Khan acknowledged the importance of federal legislation to make a significant shift, but she also said that the FTC is well positioned to handle enforcement within the authority Congress has already given the agency.
"Even without a federal privacy or security law, the FTC has for decades served as de facto enforcer in this domain," she said at the event.
To highlight the agency's accomplishments on these matters, Khan also ticked off some recent settlements involving alleged violations of the children's privacy law. In December, the agency announced it had settled with online advertising platform OpenX Technologies, which the FTC says collected geolocation data of children without parental consent, a violation of federal law.

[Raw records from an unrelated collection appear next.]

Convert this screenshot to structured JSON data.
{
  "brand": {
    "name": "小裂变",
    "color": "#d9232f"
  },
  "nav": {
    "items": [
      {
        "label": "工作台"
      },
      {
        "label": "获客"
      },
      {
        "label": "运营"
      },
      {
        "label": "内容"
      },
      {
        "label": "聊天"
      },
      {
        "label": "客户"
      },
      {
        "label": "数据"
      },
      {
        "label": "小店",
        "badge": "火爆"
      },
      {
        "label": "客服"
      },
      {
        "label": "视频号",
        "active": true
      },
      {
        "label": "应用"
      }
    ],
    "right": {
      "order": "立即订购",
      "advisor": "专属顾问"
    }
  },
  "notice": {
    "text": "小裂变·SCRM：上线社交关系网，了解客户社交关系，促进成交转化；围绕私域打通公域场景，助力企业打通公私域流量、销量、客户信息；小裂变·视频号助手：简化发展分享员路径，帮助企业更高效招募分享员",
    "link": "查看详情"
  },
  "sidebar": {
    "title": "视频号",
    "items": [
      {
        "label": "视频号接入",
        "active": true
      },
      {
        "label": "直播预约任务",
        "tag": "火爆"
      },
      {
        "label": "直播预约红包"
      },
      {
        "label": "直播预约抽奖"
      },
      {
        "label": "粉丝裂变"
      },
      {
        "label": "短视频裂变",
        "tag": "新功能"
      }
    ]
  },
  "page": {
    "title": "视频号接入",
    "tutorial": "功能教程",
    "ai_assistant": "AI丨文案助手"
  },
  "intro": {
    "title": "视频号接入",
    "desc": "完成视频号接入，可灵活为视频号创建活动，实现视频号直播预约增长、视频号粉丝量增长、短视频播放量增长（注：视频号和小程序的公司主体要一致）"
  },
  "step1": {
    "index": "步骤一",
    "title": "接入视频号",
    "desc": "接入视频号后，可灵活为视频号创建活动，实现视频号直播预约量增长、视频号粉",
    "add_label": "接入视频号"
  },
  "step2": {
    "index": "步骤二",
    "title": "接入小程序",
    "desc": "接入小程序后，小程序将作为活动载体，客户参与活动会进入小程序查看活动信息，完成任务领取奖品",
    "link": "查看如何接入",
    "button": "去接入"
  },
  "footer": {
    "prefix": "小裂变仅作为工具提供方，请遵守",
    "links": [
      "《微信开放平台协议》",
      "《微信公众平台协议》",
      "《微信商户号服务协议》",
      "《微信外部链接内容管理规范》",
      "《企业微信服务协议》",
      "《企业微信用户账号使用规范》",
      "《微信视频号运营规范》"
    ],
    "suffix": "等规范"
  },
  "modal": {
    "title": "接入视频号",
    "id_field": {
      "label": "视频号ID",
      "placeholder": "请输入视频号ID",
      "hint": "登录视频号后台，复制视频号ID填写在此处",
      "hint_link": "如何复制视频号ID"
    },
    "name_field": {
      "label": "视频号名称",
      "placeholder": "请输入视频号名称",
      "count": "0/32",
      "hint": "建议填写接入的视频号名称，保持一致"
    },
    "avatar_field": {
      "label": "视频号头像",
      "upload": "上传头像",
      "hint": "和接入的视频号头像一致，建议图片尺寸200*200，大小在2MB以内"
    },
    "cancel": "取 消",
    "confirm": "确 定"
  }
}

In March, the agency settled with WW International over the app Kurbo, an online weight management program for kids, which allegedly illegally harvested personal data about kids, including birthdates, eating habits and daily activities. Khan said that in these instances, the FTC did more than just impose fines.
With regard to Kurbo, she said the "settlement required not only that the business pay a penalty for its law-breaking but also that it delete its ill-gotten gain and destroy any algorithms derived from that data."
She said the FTC has also taken prescriptive action, such as requiring the online merchandise platform CafePress, in a settlement reached in March, to adopt specific security measures after the agency alleged it failed to secure consumers' sensitive personal data and then covered up the breach.
But Khan said the agency can do more.
"No doubt we will continue using our current enforcement tools to take swift and bold action," Khan said. "The realities of how firms surveil, categorize and monetize user data in the modern economy, however, invites us to consider how we might need to update our approach further yet."